ASSIGNMENT: Your job is to return every line in the data holding the string "JSON".

EXTRACTED RECORDS:
▽
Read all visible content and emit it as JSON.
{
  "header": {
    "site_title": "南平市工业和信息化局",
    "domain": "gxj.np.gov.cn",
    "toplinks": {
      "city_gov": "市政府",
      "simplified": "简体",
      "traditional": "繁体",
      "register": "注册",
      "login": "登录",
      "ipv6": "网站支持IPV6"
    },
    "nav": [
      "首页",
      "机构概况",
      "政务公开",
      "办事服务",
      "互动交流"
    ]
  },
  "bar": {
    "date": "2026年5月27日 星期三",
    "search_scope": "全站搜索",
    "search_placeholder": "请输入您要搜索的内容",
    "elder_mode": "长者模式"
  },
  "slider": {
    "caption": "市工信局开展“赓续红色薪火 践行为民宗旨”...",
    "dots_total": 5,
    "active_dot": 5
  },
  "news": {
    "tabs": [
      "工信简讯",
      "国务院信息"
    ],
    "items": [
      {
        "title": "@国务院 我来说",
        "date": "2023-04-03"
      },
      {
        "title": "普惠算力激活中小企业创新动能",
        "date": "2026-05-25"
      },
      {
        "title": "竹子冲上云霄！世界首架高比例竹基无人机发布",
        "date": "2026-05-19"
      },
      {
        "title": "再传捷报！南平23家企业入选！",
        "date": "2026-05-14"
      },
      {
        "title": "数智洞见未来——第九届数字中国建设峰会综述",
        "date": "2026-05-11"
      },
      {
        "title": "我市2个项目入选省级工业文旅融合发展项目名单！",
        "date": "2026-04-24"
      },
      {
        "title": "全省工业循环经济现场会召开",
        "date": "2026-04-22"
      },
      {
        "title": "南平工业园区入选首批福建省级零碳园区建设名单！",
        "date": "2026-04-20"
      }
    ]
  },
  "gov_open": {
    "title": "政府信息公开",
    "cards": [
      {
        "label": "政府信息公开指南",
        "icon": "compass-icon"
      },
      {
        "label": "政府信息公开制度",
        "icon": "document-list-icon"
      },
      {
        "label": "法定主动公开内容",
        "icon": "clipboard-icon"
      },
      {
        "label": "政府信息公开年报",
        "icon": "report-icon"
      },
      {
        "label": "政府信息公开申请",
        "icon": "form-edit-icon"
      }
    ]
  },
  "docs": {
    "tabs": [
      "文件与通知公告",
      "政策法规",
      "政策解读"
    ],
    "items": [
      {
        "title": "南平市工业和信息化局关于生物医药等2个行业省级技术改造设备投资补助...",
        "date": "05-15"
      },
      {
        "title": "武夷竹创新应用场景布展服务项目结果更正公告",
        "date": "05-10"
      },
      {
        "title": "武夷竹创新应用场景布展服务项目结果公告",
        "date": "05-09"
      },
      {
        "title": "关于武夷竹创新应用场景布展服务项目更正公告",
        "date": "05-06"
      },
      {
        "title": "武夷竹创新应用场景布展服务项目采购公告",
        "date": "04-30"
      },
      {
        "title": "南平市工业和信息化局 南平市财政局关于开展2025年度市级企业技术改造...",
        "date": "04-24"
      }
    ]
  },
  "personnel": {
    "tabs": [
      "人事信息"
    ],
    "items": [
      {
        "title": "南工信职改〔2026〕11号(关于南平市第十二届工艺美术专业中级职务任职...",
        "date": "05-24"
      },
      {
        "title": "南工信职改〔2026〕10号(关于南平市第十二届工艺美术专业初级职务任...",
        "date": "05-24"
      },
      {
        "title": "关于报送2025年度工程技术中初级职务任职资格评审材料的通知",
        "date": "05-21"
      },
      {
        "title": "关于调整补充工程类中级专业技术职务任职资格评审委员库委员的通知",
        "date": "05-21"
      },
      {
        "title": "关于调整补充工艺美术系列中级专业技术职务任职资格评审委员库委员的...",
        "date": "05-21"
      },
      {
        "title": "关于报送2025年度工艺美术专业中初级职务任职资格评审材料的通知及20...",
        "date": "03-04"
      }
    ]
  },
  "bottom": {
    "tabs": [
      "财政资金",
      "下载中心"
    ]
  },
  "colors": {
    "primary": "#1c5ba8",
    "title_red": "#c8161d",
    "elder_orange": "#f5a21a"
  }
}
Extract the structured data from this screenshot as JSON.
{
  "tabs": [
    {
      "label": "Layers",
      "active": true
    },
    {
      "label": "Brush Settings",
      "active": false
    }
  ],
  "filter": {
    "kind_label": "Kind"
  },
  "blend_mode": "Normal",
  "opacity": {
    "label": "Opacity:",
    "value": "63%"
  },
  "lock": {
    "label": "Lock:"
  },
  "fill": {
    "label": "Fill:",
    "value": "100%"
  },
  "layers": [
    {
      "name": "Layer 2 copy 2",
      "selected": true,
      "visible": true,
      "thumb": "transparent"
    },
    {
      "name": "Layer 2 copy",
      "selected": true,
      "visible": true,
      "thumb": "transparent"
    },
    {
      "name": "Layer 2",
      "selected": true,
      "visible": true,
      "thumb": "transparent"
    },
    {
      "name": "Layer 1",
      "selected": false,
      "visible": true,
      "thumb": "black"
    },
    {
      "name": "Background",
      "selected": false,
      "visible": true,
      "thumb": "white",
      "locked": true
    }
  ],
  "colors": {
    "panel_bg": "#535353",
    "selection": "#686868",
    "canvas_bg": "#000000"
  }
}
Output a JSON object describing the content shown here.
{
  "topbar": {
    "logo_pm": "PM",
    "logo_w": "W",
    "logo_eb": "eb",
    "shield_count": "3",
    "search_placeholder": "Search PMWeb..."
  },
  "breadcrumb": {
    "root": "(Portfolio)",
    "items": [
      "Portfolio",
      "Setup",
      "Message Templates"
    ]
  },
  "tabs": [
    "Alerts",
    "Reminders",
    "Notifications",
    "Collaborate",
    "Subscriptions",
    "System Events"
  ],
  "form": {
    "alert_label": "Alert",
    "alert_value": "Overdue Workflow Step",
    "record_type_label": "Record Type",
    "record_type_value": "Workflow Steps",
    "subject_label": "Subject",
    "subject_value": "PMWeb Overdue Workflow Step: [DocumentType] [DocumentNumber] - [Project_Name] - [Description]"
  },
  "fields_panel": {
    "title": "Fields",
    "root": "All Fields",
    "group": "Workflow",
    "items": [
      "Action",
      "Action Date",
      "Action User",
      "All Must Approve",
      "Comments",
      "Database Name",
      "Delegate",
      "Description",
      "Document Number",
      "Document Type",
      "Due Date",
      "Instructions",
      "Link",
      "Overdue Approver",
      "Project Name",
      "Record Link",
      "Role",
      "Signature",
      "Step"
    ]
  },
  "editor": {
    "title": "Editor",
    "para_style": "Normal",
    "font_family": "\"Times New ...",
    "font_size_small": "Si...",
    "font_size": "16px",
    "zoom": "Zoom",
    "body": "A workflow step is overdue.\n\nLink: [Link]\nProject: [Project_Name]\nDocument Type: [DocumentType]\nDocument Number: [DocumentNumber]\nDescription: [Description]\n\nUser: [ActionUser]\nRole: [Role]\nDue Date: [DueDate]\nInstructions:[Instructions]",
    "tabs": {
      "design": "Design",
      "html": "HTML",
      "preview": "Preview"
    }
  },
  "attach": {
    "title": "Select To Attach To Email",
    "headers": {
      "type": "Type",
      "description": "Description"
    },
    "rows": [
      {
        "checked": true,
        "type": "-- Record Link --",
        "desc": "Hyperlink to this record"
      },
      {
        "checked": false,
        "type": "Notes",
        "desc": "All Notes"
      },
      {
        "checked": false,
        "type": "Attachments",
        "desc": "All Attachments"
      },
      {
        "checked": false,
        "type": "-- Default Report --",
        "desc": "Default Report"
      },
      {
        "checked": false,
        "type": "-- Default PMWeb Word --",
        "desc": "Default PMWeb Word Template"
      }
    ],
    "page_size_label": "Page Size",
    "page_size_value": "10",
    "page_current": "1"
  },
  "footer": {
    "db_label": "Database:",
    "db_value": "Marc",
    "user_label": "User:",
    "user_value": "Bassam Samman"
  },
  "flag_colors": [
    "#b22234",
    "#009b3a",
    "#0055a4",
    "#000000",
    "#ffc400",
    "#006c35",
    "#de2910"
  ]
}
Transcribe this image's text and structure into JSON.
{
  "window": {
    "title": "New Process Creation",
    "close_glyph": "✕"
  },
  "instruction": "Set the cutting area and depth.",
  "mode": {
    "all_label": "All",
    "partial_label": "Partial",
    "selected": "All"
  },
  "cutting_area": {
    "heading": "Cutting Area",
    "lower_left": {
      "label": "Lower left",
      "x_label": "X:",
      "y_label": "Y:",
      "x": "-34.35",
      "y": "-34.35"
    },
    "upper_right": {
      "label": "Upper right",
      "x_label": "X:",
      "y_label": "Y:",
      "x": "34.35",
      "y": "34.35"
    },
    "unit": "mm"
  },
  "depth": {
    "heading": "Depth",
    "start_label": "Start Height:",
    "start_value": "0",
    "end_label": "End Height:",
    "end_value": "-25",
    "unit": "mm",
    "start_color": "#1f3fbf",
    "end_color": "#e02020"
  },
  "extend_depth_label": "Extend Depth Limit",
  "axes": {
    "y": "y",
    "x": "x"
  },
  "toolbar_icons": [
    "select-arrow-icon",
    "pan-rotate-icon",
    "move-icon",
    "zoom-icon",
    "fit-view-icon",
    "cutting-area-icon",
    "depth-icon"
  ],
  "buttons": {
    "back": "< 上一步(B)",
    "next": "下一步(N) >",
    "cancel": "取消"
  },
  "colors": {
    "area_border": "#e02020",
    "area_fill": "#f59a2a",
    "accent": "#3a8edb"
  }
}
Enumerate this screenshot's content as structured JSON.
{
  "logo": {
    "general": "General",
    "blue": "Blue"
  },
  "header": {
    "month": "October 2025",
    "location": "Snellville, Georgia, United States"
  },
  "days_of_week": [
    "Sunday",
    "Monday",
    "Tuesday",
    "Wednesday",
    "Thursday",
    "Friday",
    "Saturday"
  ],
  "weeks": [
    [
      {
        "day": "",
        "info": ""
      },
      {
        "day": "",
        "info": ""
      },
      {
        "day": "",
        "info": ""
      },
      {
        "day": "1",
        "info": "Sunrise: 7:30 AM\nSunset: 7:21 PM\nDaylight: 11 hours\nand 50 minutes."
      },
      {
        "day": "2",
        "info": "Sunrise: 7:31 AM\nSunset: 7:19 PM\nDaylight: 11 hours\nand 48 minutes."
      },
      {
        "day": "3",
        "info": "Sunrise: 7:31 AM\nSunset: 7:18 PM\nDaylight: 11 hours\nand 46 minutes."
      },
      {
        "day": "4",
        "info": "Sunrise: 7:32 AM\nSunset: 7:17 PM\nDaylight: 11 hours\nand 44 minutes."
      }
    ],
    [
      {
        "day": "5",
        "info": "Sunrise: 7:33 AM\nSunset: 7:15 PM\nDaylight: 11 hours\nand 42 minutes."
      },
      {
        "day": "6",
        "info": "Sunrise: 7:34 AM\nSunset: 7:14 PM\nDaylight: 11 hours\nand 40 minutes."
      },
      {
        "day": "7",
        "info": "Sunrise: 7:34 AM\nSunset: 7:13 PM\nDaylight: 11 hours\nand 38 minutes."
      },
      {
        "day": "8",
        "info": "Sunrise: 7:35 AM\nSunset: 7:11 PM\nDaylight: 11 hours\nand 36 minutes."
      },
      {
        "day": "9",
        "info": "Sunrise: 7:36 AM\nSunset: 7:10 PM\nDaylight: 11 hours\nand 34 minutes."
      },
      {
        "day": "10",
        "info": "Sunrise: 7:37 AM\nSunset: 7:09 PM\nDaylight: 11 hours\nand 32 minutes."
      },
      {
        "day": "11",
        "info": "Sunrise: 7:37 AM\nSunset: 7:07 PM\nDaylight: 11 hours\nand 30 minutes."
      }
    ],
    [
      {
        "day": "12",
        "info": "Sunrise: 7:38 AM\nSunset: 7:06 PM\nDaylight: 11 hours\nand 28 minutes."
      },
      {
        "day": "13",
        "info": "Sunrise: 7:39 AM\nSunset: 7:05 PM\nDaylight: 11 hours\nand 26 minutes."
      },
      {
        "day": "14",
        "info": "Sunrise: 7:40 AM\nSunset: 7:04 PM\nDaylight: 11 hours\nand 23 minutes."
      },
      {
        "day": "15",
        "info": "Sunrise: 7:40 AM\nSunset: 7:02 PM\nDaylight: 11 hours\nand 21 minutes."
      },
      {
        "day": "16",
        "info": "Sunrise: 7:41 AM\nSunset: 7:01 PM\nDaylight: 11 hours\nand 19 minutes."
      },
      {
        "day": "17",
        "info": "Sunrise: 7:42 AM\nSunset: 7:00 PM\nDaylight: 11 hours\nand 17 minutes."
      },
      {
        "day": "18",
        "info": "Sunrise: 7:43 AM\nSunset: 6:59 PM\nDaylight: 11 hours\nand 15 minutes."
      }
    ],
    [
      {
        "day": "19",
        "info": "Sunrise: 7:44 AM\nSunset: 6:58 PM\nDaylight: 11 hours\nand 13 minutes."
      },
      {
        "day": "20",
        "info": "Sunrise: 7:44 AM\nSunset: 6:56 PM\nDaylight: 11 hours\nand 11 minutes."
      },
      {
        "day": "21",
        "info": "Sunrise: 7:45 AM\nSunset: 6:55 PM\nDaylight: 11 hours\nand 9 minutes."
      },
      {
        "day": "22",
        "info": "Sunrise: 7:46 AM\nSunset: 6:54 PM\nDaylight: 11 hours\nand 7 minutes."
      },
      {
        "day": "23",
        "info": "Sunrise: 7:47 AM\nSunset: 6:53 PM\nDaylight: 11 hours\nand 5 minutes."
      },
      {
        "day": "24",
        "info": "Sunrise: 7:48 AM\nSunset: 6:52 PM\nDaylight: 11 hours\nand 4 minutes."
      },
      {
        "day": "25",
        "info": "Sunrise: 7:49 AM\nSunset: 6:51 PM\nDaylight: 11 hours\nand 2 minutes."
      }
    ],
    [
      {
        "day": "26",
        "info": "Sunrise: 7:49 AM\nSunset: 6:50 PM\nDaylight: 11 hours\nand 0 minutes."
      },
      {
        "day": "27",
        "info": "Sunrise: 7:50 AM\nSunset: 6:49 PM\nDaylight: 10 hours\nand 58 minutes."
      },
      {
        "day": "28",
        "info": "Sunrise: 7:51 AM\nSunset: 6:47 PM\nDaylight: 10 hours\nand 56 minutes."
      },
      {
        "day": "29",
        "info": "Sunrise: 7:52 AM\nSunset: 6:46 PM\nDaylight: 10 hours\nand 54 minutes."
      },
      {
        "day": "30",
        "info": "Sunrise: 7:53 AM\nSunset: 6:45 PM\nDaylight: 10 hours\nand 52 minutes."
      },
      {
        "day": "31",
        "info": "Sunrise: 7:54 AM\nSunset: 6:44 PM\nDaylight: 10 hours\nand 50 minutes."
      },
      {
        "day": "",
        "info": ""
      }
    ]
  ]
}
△
RESPONSE FOR THIS EXERCISE:
Read all visible content and emit it as JSON.
Extract the structured data from this screenshot as JSON.
Output a JSON object describing the content shown here.
Transcribe this image's text and structure into JSON.
Enumerate this screenshot's content as structured JSON.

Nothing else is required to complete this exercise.